All that is needed is every line of the listing below that has "false".
━━━ EXCERPTED RECORDS ━━━
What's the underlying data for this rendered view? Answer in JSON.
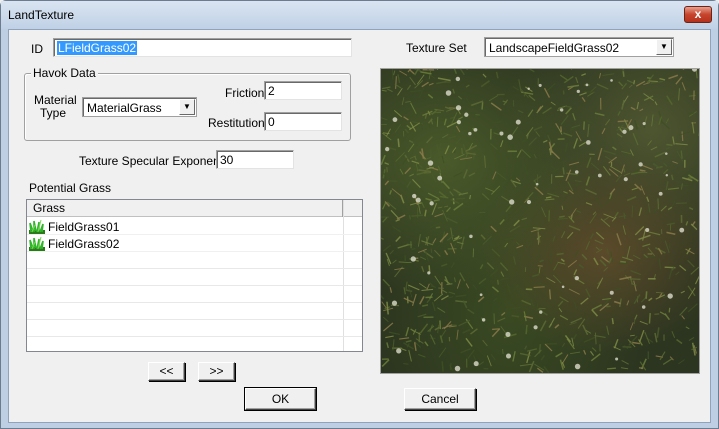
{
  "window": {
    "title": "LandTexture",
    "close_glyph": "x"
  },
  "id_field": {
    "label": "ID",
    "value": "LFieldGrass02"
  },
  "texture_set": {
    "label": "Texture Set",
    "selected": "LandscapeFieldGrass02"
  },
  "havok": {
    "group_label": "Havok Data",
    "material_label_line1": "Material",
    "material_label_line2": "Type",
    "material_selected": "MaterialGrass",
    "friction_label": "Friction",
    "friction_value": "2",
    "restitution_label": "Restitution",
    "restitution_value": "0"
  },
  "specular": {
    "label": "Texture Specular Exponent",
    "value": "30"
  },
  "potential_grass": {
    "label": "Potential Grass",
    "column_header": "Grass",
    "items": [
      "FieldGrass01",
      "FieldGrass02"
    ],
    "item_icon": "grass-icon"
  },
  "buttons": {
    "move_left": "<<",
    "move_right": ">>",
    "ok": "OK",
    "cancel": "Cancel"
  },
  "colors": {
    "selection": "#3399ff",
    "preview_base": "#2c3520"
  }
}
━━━
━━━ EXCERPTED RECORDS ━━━
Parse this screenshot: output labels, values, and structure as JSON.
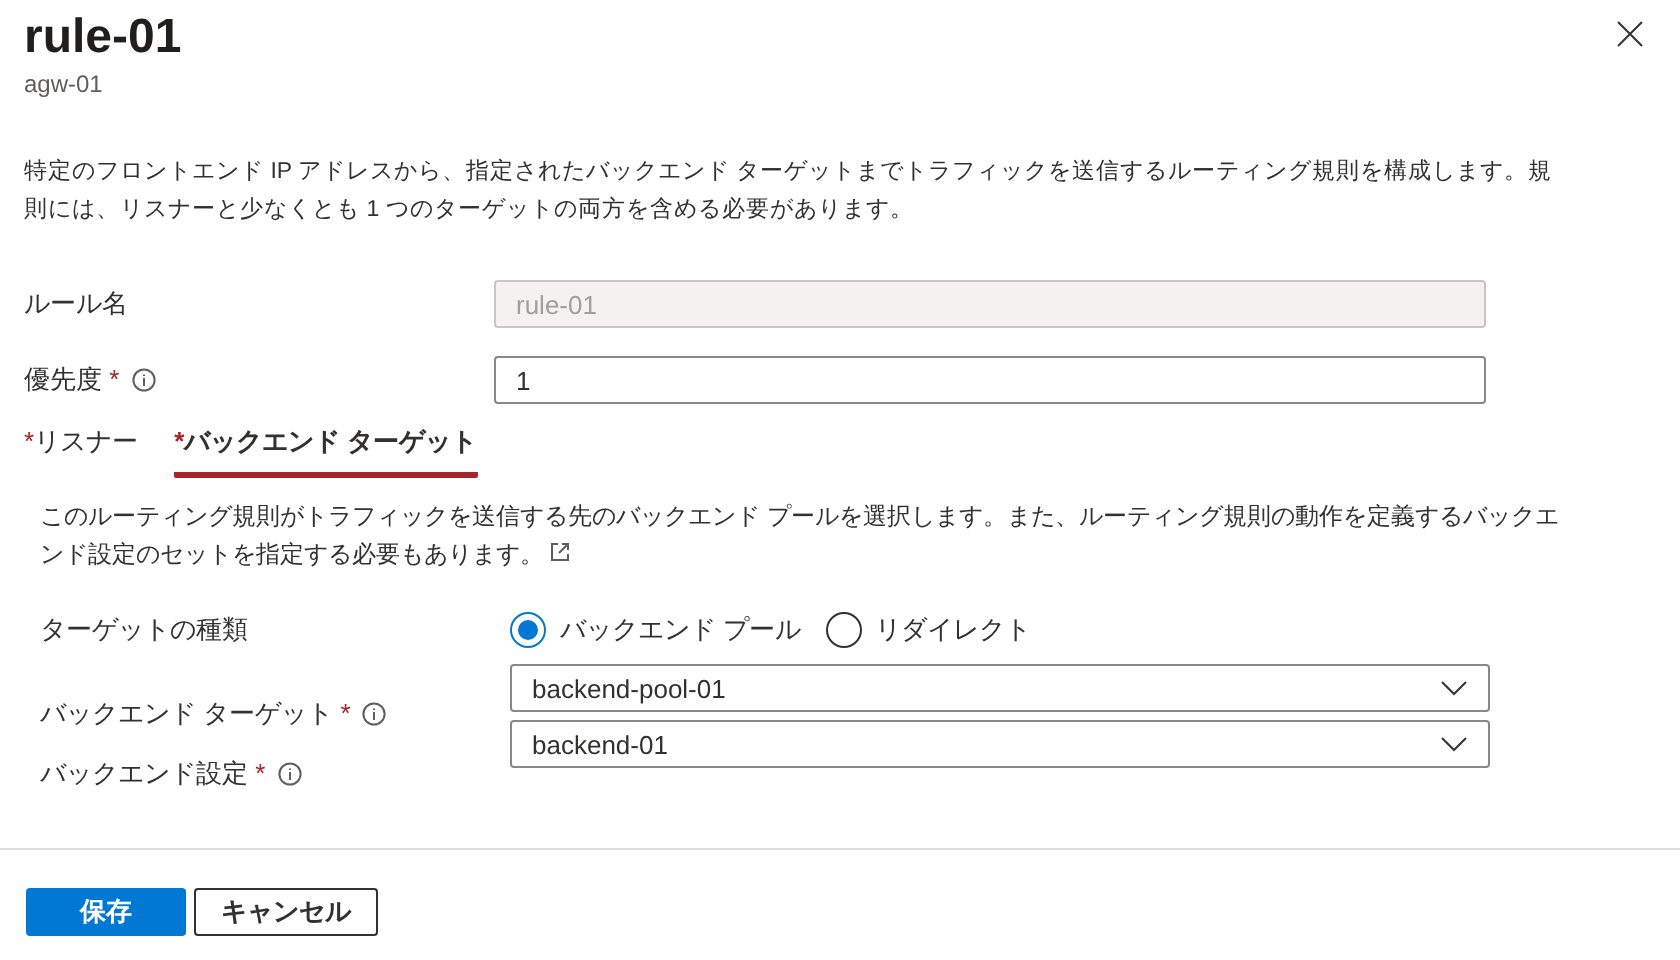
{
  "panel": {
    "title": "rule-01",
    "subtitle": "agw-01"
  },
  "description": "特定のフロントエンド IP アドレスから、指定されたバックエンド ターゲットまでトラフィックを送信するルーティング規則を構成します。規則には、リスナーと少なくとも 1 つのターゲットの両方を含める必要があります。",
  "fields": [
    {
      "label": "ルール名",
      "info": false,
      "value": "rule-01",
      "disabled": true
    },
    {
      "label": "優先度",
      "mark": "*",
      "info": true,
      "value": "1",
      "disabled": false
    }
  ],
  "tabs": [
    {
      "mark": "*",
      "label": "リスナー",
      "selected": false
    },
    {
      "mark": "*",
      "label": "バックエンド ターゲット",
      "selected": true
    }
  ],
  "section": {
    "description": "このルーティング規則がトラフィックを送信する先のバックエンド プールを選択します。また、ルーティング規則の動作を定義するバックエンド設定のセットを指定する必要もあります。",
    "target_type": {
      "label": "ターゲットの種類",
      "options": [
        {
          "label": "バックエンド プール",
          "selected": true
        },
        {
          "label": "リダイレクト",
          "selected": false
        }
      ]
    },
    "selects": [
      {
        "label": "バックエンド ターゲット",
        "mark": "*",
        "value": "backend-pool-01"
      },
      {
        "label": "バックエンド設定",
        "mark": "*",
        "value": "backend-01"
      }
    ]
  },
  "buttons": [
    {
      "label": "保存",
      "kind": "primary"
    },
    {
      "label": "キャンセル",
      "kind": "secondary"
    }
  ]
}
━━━
**WRITTEN ANSWER**
      "info": false,
      "disabled": false
      "selected": false
          "selected": false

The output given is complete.